Many people with depression are treated with a serotonin-specific reuptake inhibitor anti-depressant (SSRI) and feel 'better'. Although many people feel 'better', they do not feel completely 'well'. Often, individuals continue to complain of cognitive problems such as lack of attention, diminished motivation, and impaired problem-solving. This study looks at whether residual and cognitive symptoms of depression in individuals are affected by the addition of bupropion.
Major Depressive Disorder
|Study Design:||Allocation: Randomized
Endpoint Classification: Efficacy Study
Intervention Model: Crossover Assignment
Masking: Double Blind (Subject, Investigator, Outcomes Assessor)
Primary Purpose: Treatment
|Official Title:||The Effects of Bupropion on Residual and Cognitive Symptoms in SSRI-treated Depression|
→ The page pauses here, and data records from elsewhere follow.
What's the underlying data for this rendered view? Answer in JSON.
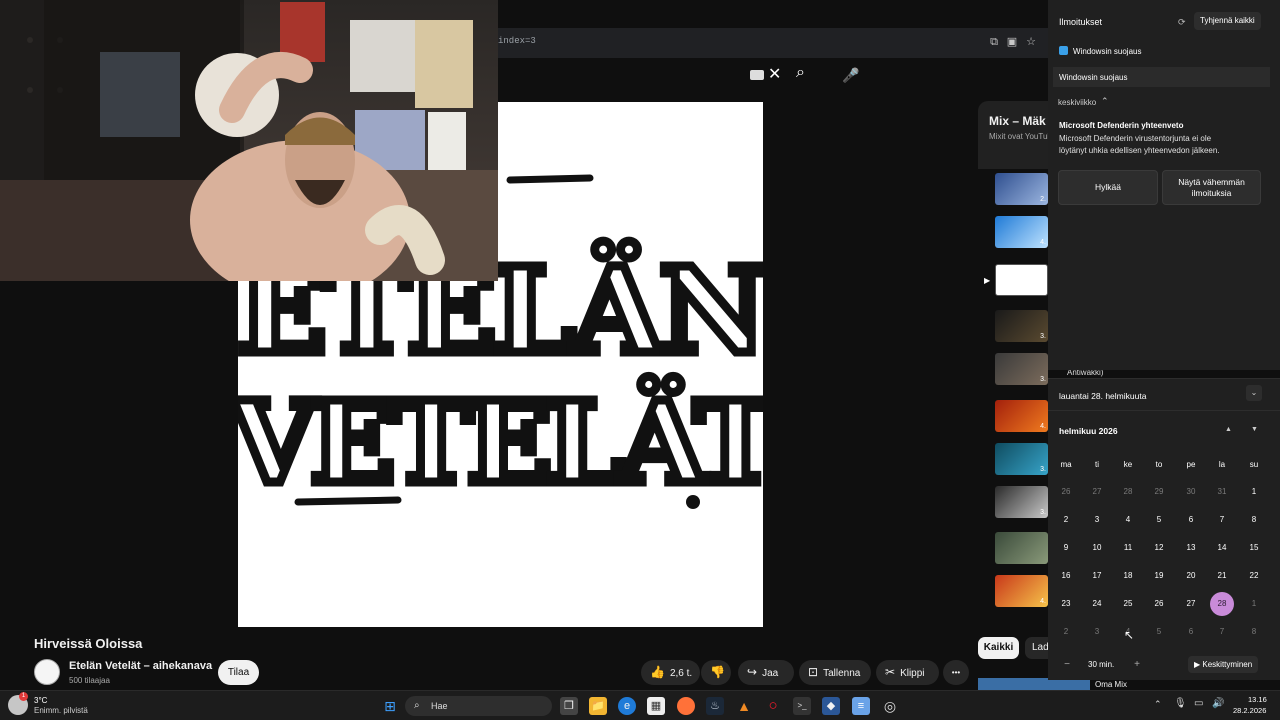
{
  "browser": {
    "url_fragment": "index=3"
  },
  "video": {
    "title": "Hirveissä Oloissa",
    "channel_name": "Etelän Vetelät – aihekanava",
    "subscribers": "500 tilaajaa",
    "subscribe_label": "Tilaa",
    "likes": "2,6 t.",
    "share_label": "Jaa",
    "save_label": "Tallenna",
    "clip_label": "Klippi",
    "more_label": "•••",
    "album_art_text_1": "ETELÄN",
    "album_art_text_2": "VETELÄT"
  },
  "mix": {
    "title": "Mix – Mäk",
    "subtitle": "Mixit ovat YouTub",
    "durations": [
      "2.",
      "4.",
      "3.",
      "3.",
      "4.",
      "3.",
      "3.",
      "4."
    ],
    "chip_all": "Kaikki",
    "chip_2": "Lad",
    "bottom_label": "Oma Mix",
    "antiwakki": "Antiwäkki)"
  },
  "notifications": {
    "header": "Ilmoitukset",
    "clear_all": "Tyhjennä kaikki",
    "app_name": "Windowsin suojaus",
    "group_label": "Windowsin suojaus",
    "day_label": "keskiviikko",
    "item_title": "Microsoft Defenderin yhteenveto",
    "item_body_1": "Microsoft Defenderin virustentorjunta ei ole",
    "item_body_2": "löytänyt uhkia edellisen yhteenvedon jälkeen.",
    "dismiss_label": "Hylkää",
    "show_less_label_1": "Näytä vähemmän",
    "show_less_label_2": "ilmoituksia"
  },
  "calendar": {
    "date_header": "lauantai 28. helmikuuta",
    "month_label": "helmikuu 2026",
    "day_names": [
      "ma",
      "ti",
      "ke",
      "to",
      "pe",
      "la",
      "su"
    ],
    "weeks": [
      [
        "26",
        "27",
        "28",
        "29",
        "30",
        "31",
        "1"
      ],
      [
        "2",
        "3",
        "4",
        "5",
        "6",
        "7",
        "8"
      ],
      [
        "9",
        "10",
        "11",
        "12",
        "13",
        "14",
        "15"
      ],
      [
        "16",
        "17",
        "18",
        "19",
        "20",
        "21",
        "22"
      ],
      [
        "23",
        "24",
        "25",
        "26",
        "27",
        "28",
        "1"
      ],
      [
        "2",
        "3",
        "4",
        "5",
        "6",
        "7",
        "8"
      ]
    ],
    "today": "28",
    "focus_minutes": "30 min.",
    "focus_label": "Keskittyminen"
  },
  "taskbar": {
    "weather_temp": "3°C",
    "weather_desc": "Enimm. pilvistä",
    "search_placeholder": "Hae",
    "time": "13.16",
    "date": "28.2.2026"
  },
  "colors": {
    "today_accent": "#c98bd9",
    "youtube_bg": "#0f0f0f",
    "panel_bg": "#202020"
  }
}
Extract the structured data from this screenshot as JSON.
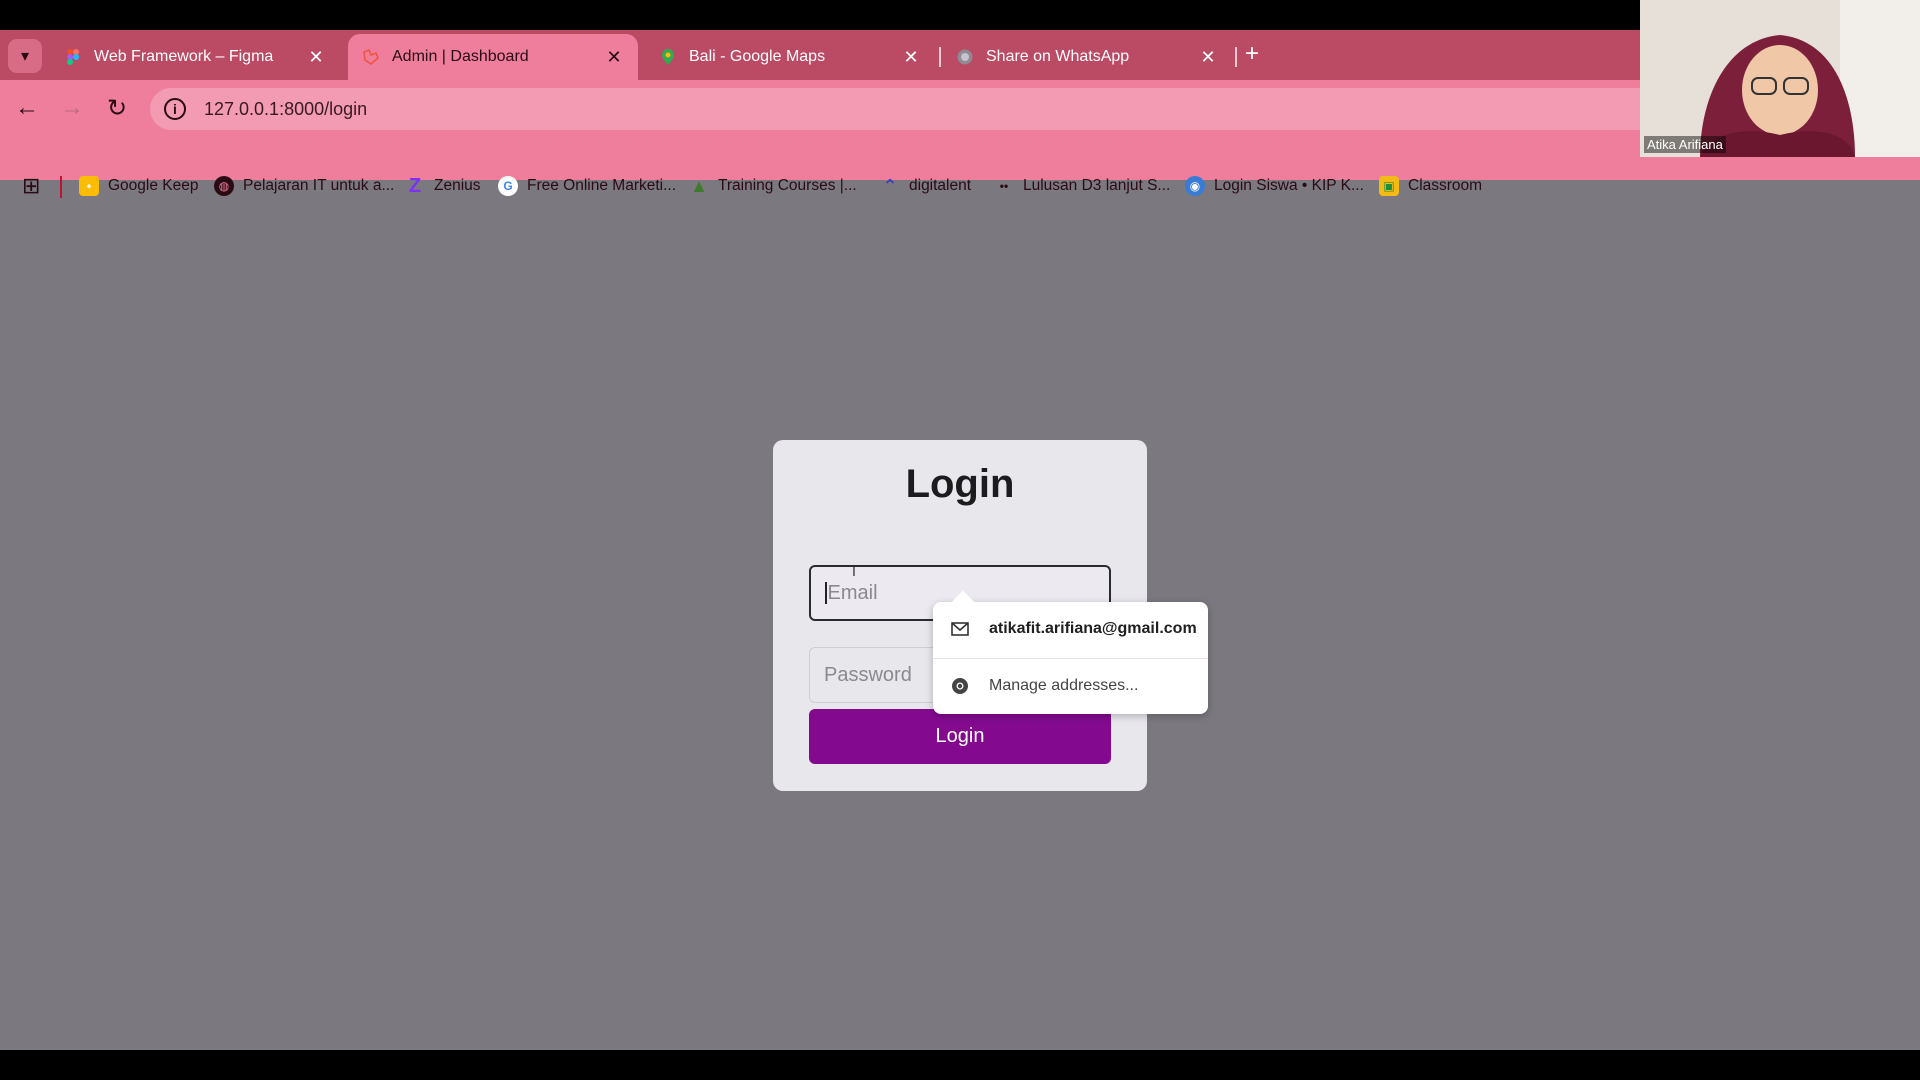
{
  "browser": {
    "tabs": [
      {
        "label": "Web Framework – Figma",
        "active": false
      },
      {
        "label": "Admin | Dashboard",
        "active": true
      },
      {
        "label": "Bali - Google Maps",
        "active": false
      },
      {
        "label": "Share on WhatsApp",
        "active": false
      }
    ],
    "address": "127.0.0.1:8000/login",
    "bookmarks": [
      {
        "label": "Google Keep"
      },
      {
        "label": "Pelajaran IT untuk a..."
      },
      {
        "label": "Zenius"
      },
      {
        "label": "Free Online Marketi..."
      },
      {
        "label": "Training Courses |..."
      },
      {
        "label": "digitalent"
      },
      {
        "label": "Lulusan D3 lanjut S..."
      },
      {
        "label": "Login Siswa • KIP K..."
      },
      {
        "label": "Classroom"
      }
    ]
  },
  "webcam": {
    "name": "Atika Arifiana"
  },
  "login": {
    "title": "Login",
    "email_placeholder": "Email",
    "password_placeholder": "Password",
    "button_label": "Login"
  },
  "autofill": {
    "suggestion": "atikafit.arifiana@gmail.com",
    "manage": "Manage addresses..."
  }
}
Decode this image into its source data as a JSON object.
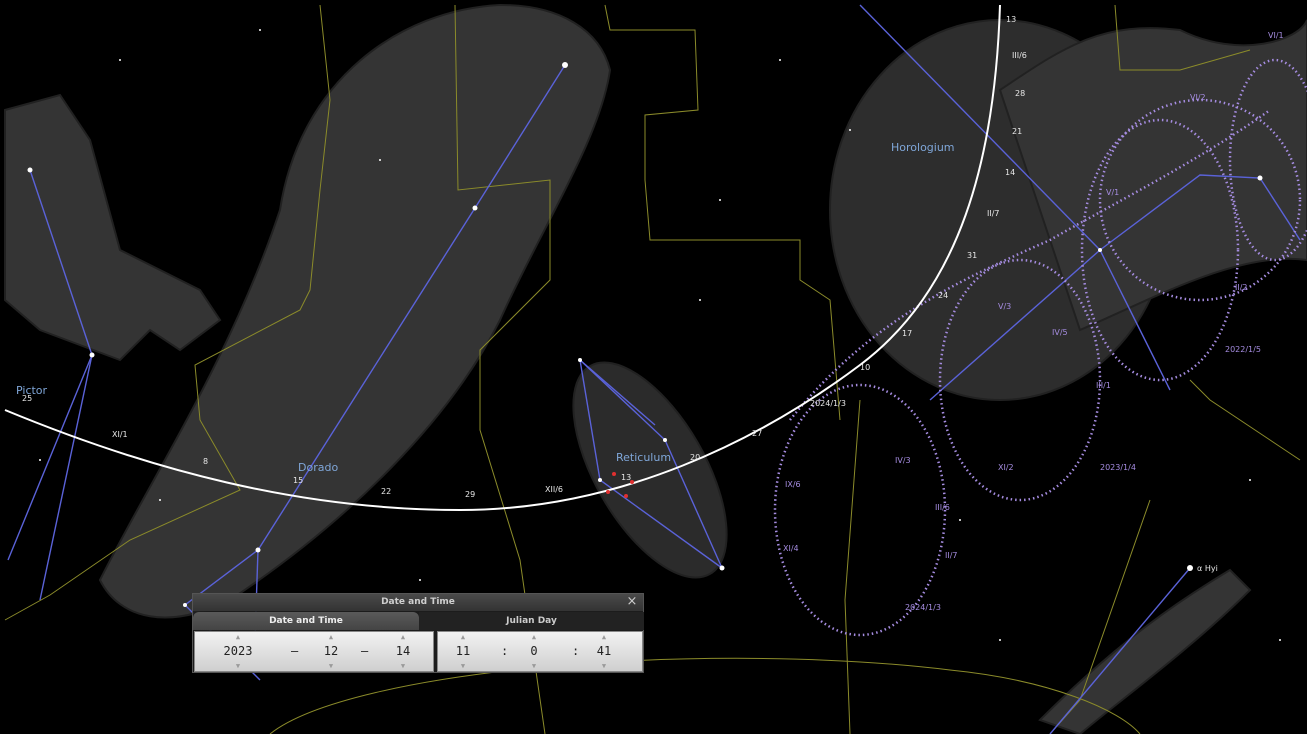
{
  "sky": {
    "constellations": [
      "Pictor",
      "Dorado",
      "Reticulum",
      "Horologium"
    ],
    "star_label": "α Hyi",
    "white_path_labels": [
      "13",
      "III/6",
      "28",
      "21",
      "14",
      "II/7",
      "31",
      "24",
      "17",
      "10",
      "2024/1/3",
      "27",
      "20",
      "13",
      "XII/6",
      "29",
      "22",
      "15",
      "8",
      "XI/1",
      "25"
    ],
    "purple_path_labels": [
      "VI/1",
      "V/1",
      "IV/5",
      "III/1",
      "II/2",
      "XI/4",
      "IX/6",
      "2023/1/4",
      "2022/1/5",
      "II/7",
      "2024/1/3",
      "VI/2",
      "V/3",
      "IV/3",
      "III/6",
      "XI/2"
    ]
  },
  "dialog": {
    "title": "Date and Time",
    "close": "×",
    "tabs": {
      "date_time": "Date and Time",
      "julian_day": "Julian Day"
    },
    "date": {
      "year": "2023",
      "month": "12",
      "day": "14",
      "sep": "–"
    },
    "time": {
      "hour": "11",
      "minute": "0",
      "second": "41",
      "sep": ":"
    },
    "arrow_up": "▲",
    "arrow_down": "▼"
  },
  "colors": {
    "constellation_line": "#5a62d8",
    "boundary": "#8b8b2a",
    "white_path": "#ffffff",
    "purple_path": "#a58ce0",
    "label": "#7fa6d8"
  }
}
- Montgomery-Asberg Depression Rating Scale (MADRS) overall and question-specific scores [ Time Frame: 8 weeks ] [ Designated as safety issue: No ]
- neuropsychiatric assessment changes [ Time Frame: 8 weeks ] [ Designated as safety issue: No ]
- symptom self-report [ Time Frame: 8 weeks ] [ Designated as safety issue: No ]
- hyperactivity measures [ Time Frame: 8 weeks ] [ Designated as safety issue: No ]
|Study Start Date:||August 2005|
|Study Completion Date:||December 2011|
|Primary Completion Date:||January 2010 (Final data collection date for primary outcome measure)|
As many as 65-75% of treated patients continue to experience residual symptoms of depression. Cognitive impairments feature frontal cognitive dysfunction. Many experts believe that executive functions are better predictors of functional level than psychiatric diagnoses.
Frontal cognitive impairment and changes in neuroimaging are seen in individuals depleted of tryptophan, a serotonin precursor. These cognitive changes do not improve following serotonin-specific reuptake inhibitor treatment and at least one study has found that executive dysfunction predicts non-response to fluoxetine. In many patients, remission of mood symptoms in depression requires medications to target non-serotonergic neurotransmitter systems. Brain areas mediating executive functions receive rich noradrenergic inputs, and norepinephrine is known to be intimately involved in many of the executive functions.
A better understanding of serotonergic and catecholaminergic interactions would enable evidence-based treatment of depression which maximizes executive cognitive functions. This study examines the hypothesis that individuals treated with bupropion will have higher scores on tests of executive functions and lower scores on depression indices.
|United States, Massachusetts|
|Belmont, Massachusetts, United States, 02478|
|Principal Investigator:||Beth L Murphy, MD, PhD||Mclean Hospital|